§ **Excerpts from an interface dataset**
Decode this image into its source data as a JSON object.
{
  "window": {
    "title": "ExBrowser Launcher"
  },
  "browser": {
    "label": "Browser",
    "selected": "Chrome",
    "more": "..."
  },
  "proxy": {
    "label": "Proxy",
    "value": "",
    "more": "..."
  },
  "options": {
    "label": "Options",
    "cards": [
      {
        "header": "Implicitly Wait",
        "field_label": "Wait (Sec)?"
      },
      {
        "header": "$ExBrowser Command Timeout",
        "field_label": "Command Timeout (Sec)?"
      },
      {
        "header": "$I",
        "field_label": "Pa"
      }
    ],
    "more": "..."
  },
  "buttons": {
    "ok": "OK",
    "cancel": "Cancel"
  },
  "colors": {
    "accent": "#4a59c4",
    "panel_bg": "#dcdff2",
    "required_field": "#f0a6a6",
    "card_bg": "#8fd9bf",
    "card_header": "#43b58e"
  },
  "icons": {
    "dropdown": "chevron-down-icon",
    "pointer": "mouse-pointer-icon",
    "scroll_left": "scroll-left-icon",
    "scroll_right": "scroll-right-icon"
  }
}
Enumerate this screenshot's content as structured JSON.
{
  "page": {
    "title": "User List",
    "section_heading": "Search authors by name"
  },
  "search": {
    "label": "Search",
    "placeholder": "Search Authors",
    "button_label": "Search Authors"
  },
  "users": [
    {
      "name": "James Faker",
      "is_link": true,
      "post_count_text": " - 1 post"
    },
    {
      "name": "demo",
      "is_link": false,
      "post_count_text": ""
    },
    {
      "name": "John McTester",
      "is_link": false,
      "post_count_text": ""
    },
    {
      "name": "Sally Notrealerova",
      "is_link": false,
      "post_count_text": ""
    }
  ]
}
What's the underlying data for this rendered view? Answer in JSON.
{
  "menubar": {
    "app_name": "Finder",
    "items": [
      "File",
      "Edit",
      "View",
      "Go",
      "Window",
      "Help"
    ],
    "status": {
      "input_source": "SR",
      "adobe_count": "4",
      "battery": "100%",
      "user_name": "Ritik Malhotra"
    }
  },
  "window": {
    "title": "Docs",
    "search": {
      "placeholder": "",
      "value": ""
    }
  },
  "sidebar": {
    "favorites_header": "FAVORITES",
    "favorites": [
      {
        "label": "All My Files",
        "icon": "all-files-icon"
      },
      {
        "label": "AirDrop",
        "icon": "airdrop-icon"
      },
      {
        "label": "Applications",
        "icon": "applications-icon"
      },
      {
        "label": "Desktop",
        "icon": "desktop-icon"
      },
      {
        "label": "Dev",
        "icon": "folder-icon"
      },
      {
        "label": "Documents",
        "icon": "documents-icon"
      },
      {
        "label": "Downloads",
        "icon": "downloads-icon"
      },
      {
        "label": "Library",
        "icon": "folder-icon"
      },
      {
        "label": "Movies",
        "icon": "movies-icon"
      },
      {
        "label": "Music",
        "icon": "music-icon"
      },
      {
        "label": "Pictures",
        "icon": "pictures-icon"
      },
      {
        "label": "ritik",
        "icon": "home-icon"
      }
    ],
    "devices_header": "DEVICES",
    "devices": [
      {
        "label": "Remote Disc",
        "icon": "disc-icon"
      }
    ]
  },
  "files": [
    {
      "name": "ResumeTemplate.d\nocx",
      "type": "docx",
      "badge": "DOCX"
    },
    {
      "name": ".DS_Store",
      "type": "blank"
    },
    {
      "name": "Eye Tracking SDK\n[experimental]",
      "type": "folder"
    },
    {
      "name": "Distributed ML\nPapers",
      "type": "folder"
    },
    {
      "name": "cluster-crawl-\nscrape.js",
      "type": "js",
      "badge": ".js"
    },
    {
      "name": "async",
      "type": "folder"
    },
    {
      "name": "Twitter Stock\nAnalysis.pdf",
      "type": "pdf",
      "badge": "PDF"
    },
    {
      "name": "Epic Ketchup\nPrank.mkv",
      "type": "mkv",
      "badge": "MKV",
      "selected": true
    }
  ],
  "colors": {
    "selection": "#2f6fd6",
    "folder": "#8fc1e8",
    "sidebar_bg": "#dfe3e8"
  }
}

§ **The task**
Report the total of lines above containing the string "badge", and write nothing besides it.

§ **Output of the exercise**
4